Increasingly, camping sites also offer a ‘glamping’ option: camping in yurts, tipis, tree houses and other luxury accommodation with home-style luxuries like a proper bed, heating and a hot shower. Although expensive to buy, glamping sites benefit from a growing trend that offers camping for people who don’t like camping.

Why is the vendor selling?

It’s important to find out why the vendor is selling and how long it’s been on the market. For example, if the site has had four owners in five years, chances are something’s not working.

Look for developments that have, or will, jeopardise revenues – such as:

  • Is there a new caravan park or campsite in the area?
  • Is the area or region falling out of favour with tourists?
  • Is the site’s tranquility under threat from construction plans – for nearby housing estates or a major new highway, for instance?
  • Is the local council revoking a permit/licence?
  • (If the campsite doesn’t own the land) has the landowner recently raised rents?

Visit local pubs, cafes and shops and talk to residents to get some clues about the context of the sale. Google the campsite’s name for evidence of bad publicity.

Search the area name with the words ‘tourism’, ‘construction’, ‘development’ or ‘campsites’ on Google News. Check the campsite’s ratings and recent reviews on accommodation review sites.
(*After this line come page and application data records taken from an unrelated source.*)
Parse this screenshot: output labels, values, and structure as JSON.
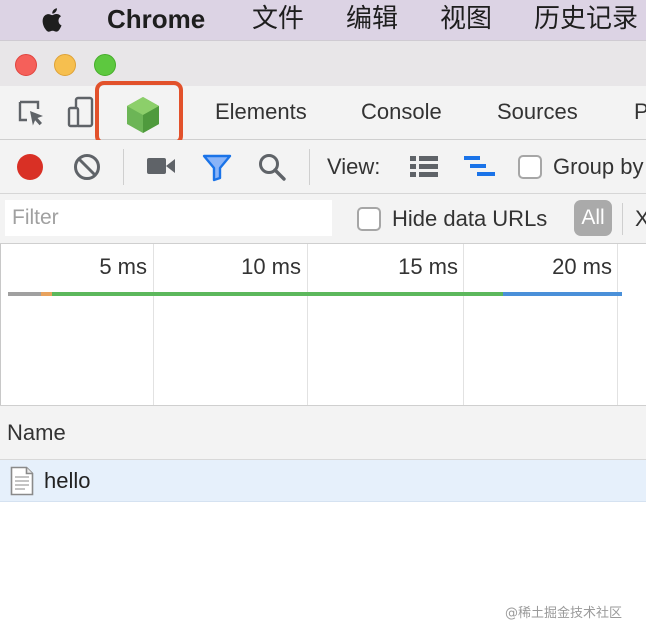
{
  "menubar": {
    "app_name": "Chrome",
    "items": [
      "文件",
      "编辑",
      "视图",
      "历史记录"
    ]
  },
  "tabs": {
    "items": [
      "Elements",
      "Console",
      "Sources",
      "P"
    ]
  },
  "toolbar": {
    "view_label": "View:",
    "group_by_label": "Group by"
  },
  "filter": {
    "placeholder": "Filter",
    "hide_data_urls_label": "Hide data URLs",
    "all_label": "All",
    "x_label": "X"
  },
  "timeline": {
    "ticks": [
      "5 ms",
      "10 ms",
      "15 ms",
      "20 ms"
    ]
  },
  "table": {
    "name_header": "Name",
    "rows": [
      {
        "name": "hello"
      }
    ]
  },
  "watermark": "@稀土掘金技术社区",
  "colors": {
    "highlight": "#e2512b",
    "record": "#d93025",
    "filter_icon": "#1a73e8",
    "node_icon": "#6cb556",
    "selected_row": "#e6f0fb",
    "timeline_green": "#5cb85c",
    "timeline_blue": "#4a90d9"
  },
  "icons": [
    "apple-icon",
    "inspect-element-icon",
    "device-toolbar-icon",
    "node-js-icon",
    "record-icon",
    "clear-icon",
    "screenshot-video-icon",
    "filter-icon",
    "search-icon",
    "list-view-icon",
    "waterfall-view-icon",
    "document-icon"
  ]
}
Ask the current owner for paperwork relating to accounts, taxes, leases and the like.

Talk to the professionals

Seeking the advice of professionals before making a bid is advisable. There are specialist business brokers and accountants for holiday accommodation who can help you with things like:

  • Funding
  • Independent valuation
  • Due diligence
  • Paperwork, including accounts and tax/legal documents
  • Negotiations

Once you’ve considered all of the above, found the perfect business and concluded the purchase, you can then start the fun part: making your camping site a more relaxing and memorable experience for customers, while you enjoy the good life.

Faye Ferris

About the author

APAC Sales & Marketing Director for, the world’s most popular website for buying and selling businesses globally and attracting over 1.2 Million visitors each month. To contact Faye please email [email protected]